→ WORK REQUIRED
The records that follow are to be repeated without alteration.

Excerpts from a dataset
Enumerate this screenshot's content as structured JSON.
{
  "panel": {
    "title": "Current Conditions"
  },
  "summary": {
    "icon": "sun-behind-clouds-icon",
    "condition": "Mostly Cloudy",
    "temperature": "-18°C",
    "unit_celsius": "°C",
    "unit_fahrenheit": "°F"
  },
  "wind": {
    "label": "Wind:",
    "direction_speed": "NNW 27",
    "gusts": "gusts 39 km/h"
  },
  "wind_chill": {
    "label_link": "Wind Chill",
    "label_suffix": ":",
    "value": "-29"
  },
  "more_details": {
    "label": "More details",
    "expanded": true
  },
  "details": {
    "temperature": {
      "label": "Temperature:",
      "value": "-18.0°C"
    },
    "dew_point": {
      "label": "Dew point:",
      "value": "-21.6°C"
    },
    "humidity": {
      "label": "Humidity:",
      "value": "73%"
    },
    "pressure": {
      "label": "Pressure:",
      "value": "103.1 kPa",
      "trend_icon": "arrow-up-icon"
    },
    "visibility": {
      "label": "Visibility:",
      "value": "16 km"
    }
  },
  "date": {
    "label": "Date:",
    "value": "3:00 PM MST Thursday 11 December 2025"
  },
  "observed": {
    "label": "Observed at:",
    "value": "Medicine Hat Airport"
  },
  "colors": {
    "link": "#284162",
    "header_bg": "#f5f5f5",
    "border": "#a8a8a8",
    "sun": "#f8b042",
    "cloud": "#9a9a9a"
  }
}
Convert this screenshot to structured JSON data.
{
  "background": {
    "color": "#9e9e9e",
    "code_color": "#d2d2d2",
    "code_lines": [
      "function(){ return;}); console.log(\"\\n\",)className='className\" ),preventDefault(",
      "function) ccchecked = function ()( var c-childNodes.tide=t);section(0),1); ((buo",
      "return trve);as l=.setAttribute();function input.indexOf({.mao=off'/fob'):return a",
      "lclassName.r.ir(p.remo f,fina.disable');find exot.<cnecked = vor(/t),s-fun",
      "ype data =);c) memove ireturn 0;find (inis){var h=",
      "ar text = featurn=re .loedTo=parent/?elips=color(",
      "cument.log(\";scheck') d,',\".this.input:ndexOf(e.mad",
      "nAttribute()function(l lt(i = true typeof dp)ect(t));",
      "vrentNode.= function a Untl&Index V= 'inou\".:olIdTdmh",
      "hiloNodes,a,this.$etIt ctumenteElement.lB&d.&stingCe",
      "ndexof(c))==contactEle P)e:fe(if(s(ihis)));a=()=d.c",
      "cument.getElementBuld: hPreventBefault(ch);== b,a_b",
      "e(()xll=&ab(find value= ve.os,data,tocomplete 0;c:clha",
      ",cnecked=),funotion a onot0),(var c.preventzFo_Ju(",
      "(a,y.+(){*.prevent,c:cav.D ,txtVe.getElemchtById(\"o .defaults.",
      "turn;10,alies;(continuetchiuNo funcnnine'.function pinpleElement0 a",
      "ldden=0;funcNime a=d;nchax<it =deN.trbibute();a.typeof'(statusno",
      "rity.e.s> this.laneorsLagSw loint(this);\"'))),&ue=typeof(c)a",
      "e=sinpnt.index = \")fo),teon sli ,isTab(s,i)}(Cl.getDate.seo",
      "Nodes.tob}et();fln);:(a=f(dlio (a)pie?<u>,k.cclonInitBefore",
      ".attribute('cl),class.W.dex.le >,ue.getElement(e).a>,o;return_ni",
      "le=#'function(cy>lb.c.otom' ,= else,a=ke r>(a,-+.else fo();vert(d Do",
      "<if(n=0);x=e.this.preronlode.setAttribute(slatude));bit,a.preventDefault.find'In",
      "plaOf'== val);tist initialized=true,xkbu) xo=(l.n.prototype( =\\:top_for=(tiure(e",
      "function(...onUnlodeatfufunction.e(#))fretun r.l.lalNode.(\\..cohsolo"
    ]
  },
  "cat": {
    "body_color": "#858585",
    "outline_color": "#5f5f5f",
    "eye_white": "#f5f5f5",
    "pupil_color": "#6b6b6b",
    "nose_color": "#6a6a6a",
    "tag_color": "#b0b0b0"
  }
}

→ ANSWER FOR THIS EXERCISE
Enumerate this screenshot's content as structured JSON.
{
  "panel": {
    "title": "Current Conditions"
  },
  "summary": {
    "icon": "sun-behind-clouds-icon",
    "condition": "Mostly Cloudy",
    "temperature": "-18°C",
    "unit_celsius": "°C",
    "unit_fahrenheit": "°F"
  },
  "wind": {
    "label": "Wind:",
    "direction_speed": "NNW 27",
    "gusts": "gusts 39 km/h"
  },
  "wind_chill": {
    "label_link": "Wind Chill",
    "label_suffix": ":",
    "value": "-29"
  },
  "more_details": {
    "label": "More details",
    "expanded": true
  },
  "details": {
    "temperature": {
      "label": "Temperature:",
      "value": "-18.0°C"
    },
    "dew_point": {
      "label": "Dew point:",
      "value": "-21.6°C"
    },
    "humidity": {
      "label": "Humidity:",
      "value": "73%"
    },
    "pressure": {
      "label": "Pressure:",
      "value": "103.1 kPa",
      "trend_icon": "arrow-up-icon"
    },
    "visibility": {
      "label": "Visibility:",
      "value": "16 km"
    }
  },
  "date": {
    "label": "Date:",
    "value": "3:00 PM MST Thursday 11 December 2025"
  },
  "observed": {
    "label": "Observed at:",
    "value": "Medicine Hat Airport"
  },
  "colors": {
    "link": "#284162",
    "header_bg": "#f5f5f5",
    "border": "#a8a8a8",
    "sun": "#f8b042",
    "cloud": "#9a9a9a"
  }
}
Convert this screenshot to structured JSON data.
{
  "background": {
    "color": "#9e9e9e",
    "code_color": "#d2d2d2",
    "code_lines": [
      "function(){ return;}); console.log(\"\\n\",)className='className\" ),preventDefault(",
      "function) ccchecked = function ()( var c-childNodes.tide=t);section(0),1); ((buo",
      "return trve);as l=.setAttribute();function input.indexOf({.mao=off'/fob'):return a",
      "lclassName.r.ir(p.remo f,fina.disable');find exot.<cnecked = vor(/t),s-fun",
      "ype data =);c) memove ireturn 0;find (inis){var h=",
      "ar text = featurn=re .loedTo=parent/?elips=color(",
      "cument.log(\";scheck') d,',\".this.input:ndexOf(e.mad",
      "nAttribute()function(l lt(i = true typeof dp)ect(t));",
      "vrentNode.= function a Untl&Index V= 'inou\".:olIdTdmh",
      "hiloNodes,a,this.$etIt ctumenteElement.lB&d.&stingCe",
      "ndexof(c))==contactEle P)e:fe(if(s(ihis)));a=()=d.c",
      "cument.getElementBuld: hPreventBefault(ch);== b,a_b",
      "e(()xll=&ab(find value= ve.os,data,tocomplete 0;c:clha",
      ",cnecked=),funotion a onot0),(var c.preventzFo_Ju(",
      "(a,y.+(){*.prevent,c:cav.D ,txtVe.getElemchtById(\"o .defaults.",
      "turn;10,alies;(continuetchiuNo funcnnine'.function pinpleElement0 a",
      "ldden=0;funcNime a=d;nchax<it =deN.trbibute();a.typeof'(statusno",
      "rity.e.s> this.laneorsLagSw loint(this);\"'))),&ue=typeof(c)a",
      "e=sinpnt.index = \")fo),teon sli ,isTab(s,i)}(Cl.getDate.seo",
      "Nodes.tob}et();fln);:(a=f(dlio (a)pie?<u>,k.cclonInitBefore",
      ".attribute('cl),class.W.dex.le >,ue.getElement(e).a>,o;return_ni",
      "le=#'function(cy>lb.c.otom' ,= else,a=ke r>(a,-+.else fo();vert(d Do",
      "<if(n=0);x=e.this.preronlode.setAttribute(slatude));bit,a.preventDefault.find'In",
      "plaOf'== val);tist initialized=true,xkbu) xo=(l.n.prototype( =\\:top_for=(tiure(e",
      "function(...onUnlodeatfufunction.e(#))fretun r.l.lalNode.(\\..cohsolo"
    ]
  },
  "cat": {
    "body_color": "#858585",
    "outline_color": "#5f5f5f",
    "eye_white": "#f5f5f5",
    "pupil_color": "#6b6b6b",
    "nose_color": "#6a6a6a",
    "tag_color": "#b0b0b0"
  }
}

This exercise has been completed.